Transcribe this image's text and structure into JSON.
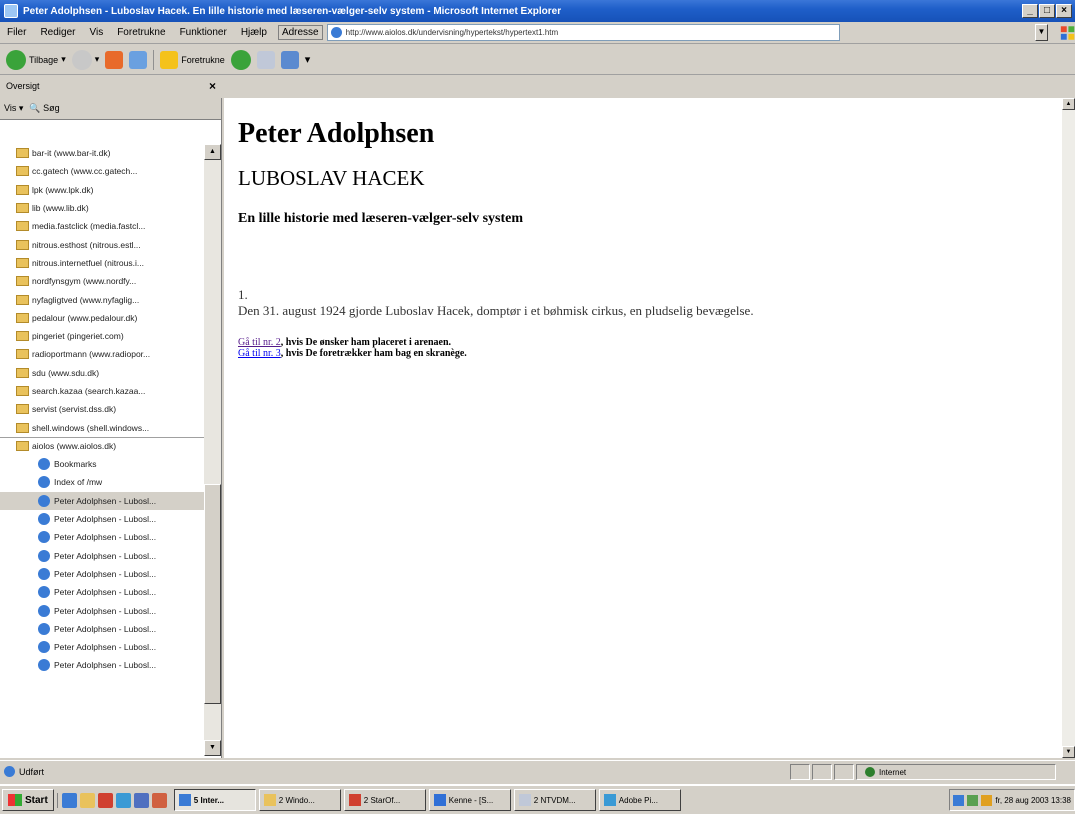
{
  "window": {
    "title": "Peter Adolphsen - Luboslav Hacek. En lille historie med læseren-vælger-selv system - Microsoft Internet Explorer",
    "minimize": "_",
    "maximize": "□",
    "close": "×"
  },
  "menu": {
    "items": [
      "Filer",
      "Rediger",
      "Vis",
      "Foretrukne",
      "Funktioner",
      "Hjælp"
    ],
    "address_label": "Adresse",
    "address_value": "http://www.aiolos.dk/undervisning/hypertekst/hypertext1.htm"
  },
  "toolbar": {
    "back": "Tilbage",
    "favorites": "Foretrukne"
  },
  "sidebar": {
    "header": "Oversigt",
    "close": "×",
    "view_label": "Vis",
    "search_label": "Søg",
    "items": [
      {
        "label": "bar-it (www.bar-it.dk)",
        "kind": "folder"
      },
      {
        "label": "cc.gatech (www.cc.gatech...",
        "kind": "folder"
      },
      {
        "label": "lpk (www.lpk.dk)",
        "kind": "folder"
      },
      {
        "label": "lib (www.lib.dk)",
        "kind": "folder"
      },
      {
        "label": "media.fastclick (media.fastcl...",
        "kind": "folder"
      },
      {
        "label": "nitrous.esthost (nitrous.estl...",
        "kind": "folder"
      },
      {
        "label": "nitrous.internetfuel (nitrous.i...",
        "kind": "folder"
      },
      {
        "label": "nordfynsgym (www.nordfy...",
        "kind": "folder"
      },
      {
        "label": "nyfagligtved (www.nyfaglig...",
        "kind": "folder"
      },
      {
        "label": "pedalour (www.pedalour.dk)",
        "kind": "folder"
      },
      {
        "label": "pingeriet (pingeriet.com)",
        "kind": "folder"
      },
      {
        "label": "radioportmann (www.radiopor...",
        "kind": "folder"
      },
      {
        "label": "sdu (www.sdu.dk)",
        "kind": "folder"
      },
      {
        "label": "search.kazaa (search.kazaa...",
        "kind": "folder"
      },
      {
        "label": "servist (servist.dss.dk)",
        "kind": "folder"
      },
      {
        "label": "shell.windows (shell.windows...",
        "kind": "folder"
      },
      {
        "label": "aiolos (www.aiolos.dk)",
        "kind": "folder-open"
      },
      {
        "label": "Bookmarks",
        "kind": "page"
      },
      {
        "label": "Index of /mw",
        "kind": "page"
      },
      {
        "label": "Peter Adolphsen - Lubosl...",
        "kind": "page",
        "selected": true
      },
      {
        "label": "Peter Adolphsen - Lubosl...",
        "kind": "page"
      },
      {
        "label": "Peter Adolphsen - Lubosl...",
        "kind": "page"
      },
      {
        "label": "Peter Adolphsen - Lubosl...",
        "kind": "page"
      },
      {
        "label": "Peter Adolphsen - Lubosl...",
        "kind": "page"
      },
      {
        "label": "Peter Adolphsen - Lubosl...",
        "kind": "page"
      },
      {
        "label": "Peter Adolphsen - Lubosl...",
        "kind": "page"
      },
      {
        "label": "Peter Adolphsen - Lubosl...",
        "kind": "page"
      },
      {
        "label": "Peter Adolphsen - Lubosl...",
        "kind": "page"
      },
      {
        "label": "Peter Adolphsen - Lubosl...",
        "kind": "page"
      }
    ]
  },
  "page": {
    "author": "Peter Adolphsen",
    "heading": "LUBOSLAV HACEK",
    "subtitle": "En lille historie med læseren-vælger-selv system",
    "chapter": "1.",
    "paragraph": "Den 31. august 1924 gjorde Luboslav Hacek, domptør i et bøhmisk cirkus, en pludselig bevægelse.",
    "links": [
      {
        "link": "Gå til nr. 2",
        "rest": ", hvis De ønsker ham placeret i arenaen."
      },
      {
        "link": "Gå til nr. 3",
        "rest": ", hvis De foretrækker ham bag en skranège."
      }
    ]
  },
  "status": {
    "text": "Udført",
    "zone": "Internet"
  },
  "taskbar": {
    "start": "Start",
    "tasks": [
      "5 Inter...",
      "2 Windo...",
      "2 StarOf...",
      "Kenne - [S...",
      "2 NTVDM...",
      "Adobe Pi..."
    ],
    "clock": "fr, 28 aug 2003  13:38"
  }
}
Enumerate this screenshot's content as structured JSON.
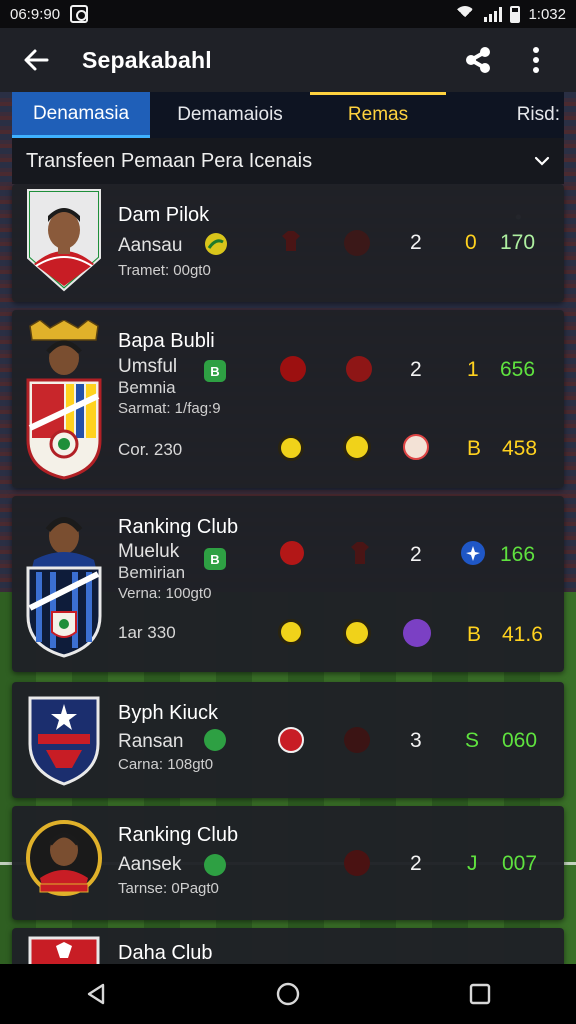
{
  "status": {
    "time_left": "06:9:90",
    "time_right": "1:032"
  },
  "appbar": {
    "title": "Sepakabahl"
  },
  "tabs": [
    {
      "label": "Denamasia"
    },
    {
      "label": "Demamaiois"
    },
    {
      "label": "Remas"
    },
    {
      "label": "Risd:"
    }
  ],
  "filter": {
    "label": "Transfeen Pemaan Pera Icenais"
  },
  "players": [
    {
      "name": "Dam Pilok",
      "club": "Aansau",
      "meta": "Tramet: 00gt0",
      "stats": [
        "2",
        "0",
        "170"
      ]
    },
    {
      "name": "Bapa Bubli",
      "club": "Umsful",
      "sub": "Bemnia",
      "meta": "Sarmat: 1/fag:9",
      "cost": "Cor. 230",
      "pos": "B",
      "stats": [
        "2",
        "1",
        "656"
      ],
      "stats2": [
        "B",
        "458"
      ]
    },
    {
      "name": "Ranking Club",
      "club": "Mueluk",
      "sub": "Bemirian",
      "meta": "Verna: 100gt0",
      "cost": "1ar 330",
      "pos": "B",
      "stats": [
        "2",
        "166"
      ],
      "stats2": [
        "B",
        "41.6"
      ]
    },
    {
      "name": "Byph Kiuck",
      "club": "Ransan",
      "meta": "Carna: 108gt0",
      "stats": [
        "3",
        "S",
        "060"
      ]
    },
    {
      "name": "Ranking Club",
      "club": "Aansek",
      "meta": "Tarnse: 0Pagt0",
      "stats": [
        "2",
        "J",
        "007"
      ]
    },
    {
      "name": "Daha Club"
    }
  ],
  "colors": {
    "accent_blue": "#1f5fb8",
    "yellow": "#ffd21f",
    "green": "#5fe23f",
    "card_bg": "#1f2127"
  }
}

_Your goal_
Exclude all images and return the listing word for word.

_Task answer_
Transcribe this image's text and structure into JSON.
{
  "window": {
    "title": "Peter Adolphsen - Luboslav Hacek. En lille historie med læseren-vælger-selv system - Microsoft Internet Explorer",
    "minimize": "_",
    "maximize": "□",
    "close": "×"
  },
  "menu": {
    "items": [
      "Filer",
      "Rediger",
      "Vis",
      "Foretrukne",
      "Funktioner",
      "Hjælp"
    ],
    "address_label": "Adresse",
    "address_value": "http://www.aiolos.dk/undervisning/hypertekst/hypertext1.htm"
  },
  "toolbar": {
    "back": "Tilbage",
    "favorites": "Foretrukne"
  },
  "sidebar": {
    "header": "Oversigt",
    "close": "×",
    "view_label": "Vis",
    "search_label": "Søg",
    "items": [
      {
        "label": "bar-it (www.bar-it.dk)",
        "kind": "folder"
      },
      {
        "label": "cc.gatech (www.cc.gatech...",
        "kind": "folder"
      },
      {
        "label": "lpk (www.lpk.dk)",
        "kind": "folder"
      },
      {
        "label": "lib (www.lib.dk)",
        "kind": "folder"
      },
      {
        "label": "media.fastclick (media.fastcl...",
        "kind": "folder"
      },
      {
        "label": "nitrous.esthost (nitrous.estl...",
        "kind": "folder"
      },
      {
        "label": "nitrous.internetfuel (nitrous.i...",
        "kind": "folder"
      },
      {
        "label": "nordfynsgym (www.nordfy...",
        "kind": "folder"
      },
      {
        "label": "nyfagligtved (www.nyfaglig...",
        "kind": "folder"
      },
      {
        "label": "pedalour (www.pedalour.dk)",
        "kind": "folder"
      },
      {
        "label": "pingeriet (pingeriet.com)",
        "kind": "folder"
      },
      {
        "label": "radioportmann (www.radiopor...",
        "kind": "folder"
      },
      {
        "label": "sdu (www.sdu.dk)",
        "kind": "folder"
      },
      {
        "label": "search.kazaa (search.kazaa...",
        "kind": "folder"
      },
      {
        "label": "servist (servist.dss.dk)",
        "kind": "folder"
      },
      {
        "label": "shell.windows (shell.windows...",
        "kind": "folder"
      },
      {
        "label": "aiolos (www.aiolos.dk)",
        "kind": "folder-open"
      },
      {
        "label": "Bookmarks",
        "kind": "page"
      },
      {
        "label": "Index of /mw",
        "kind": "page"
      },
      {
        "label": "Peter Adolphsen - Lubosl...",
        "kind": "page",
        "selected": true
      },
      {
        "label": "Peter Adolphsen - Lubosl...",
        "kind": "page"
      },
      {
        "label": "Peter Adolphsen - Lubosl...",
        "kind": "page"
      },
      {
        "label": "Peter Adolphsen - Lubosl...",
        "kind": "page"
      },
      {
        "label": "Peter Adolphsen - Lubosl...",
        "kind": "page"
      },
      {
        "label": "Peter Adolphsen - Lubosl...",
        "kind": "page"
      },
      {
        "label": "Peter Adolphsen - Lubosl...",
        "kind": "page"
      },
      {
        "label": "Peter Adolphsen - Lubosl...",
        "kind": "page"
      },
      {
        "label": "Peter Adolphsen - Lubosl...",
        "kind": "page"
      },
      {
        "label": "Peter Adolphsen - Lubosl...",
        "kind": "page"
      }
    ]
  },
  "page": {
    "author": "Peter Adolphsen",
    "heading": "LUBOSLAV HACEK",
    "subtitle": "En lille historie med læseren-vælger-selv system",
    "chapter": "1.",
    "paragraph": "Den 31. august 1924 gjorde Luboslav Hacek, domptør i et bøhmisk cirkus, en pludselig bevægelse.",
    "links": [
      {
        "link": "Gå til nr. 2",
        "rest": ", hvis De ønsker ham placeret i arenaen."
      },
      {
        "link": "Gå til nr. 3",
        "rest": ", hvis De foretrækker ham bag en skranège."
      }
    ]
  },
  "status": {
    "text": "Udført",
    "zone": "Internet"
  },
  "taskbar": {
    "start": "Start",
    "tasks": [
      "5 Inter...",
      "2 Windo...",
      "2 StarOf...",
      "Kenne - [S...",
      "2 NTVDM...",
      "Adobe Pi..."
    ],
    "clock": "fr, 28 aug 2003  13:38"
  }
}
Enumerate this screenshot's content as structured JSON.
{
  "status": {
    "time_left": "06:9:90",
    "time_right": "1:032"
  },
  "appbar": {
    "title": "Sepakabahl"
  },
  "tabs": [
    {
      "label": "Denamasia"
    },
    {
      "label": "Demamaiois"
    },
    {
      "label": "Remas"
    },
    {
      "label": "Risd:"
    }
  ],
  "filter": {
    "label": "Transfeen Pemaan Pera Icenais"
  },
  "players": [
    {
      "name": "Dam Pilok",
      "club": "Aansau",
      "meta": "Tramet: 00gt0",
      "stats": [
        "2",
        "0",
        "170"
      ]
    },
    {
      "name": "Bapa Bubli",
      "club": "Umsful",
      "sub": "Bemnia",
      "meta": "Sarmat: 1/fag:9",
      "cost": "Cor. 230",
      "pos": "B",
      "stats": [
        "2",
        "1",
        "656"
      ],
      "stats2": [
        "B",
        "458"
      ]
    },
    {
      "name": "Ranking Club",
      "club": "Mueluk",
      "sub": "Bemirian",
      "meta": "Verna: 100gt0",
      "cost": "1ar 330",
      "pos": "B",
      "stats": [
        "2",
        "166"
      ],
      "stats2": [
        "B",
        "41.6"
      ]
    },
    {
      "name": "Byph Kiuck",
      "club": "Ransan",
      "meta": "Carna: 108gt0",
      "stats": [
        "3",
        "S",
        "060"
      ]
    },
    {
      "name": "Ranking Club",
      "club": "Aansek",
      "meta": "Tarnse: 0Pagt0",
      "stats": [
        "2",
        "J",
        "007"
      ]
    },
    {
      "name": "Daha Club"
    }
  ],
  "colors": {
    "accent_blue": "#1f5fb8",
    "yellow": "#ffd21f",
    "green": "#5fe23f",
    "card_bg": "#1f2127"
  }
}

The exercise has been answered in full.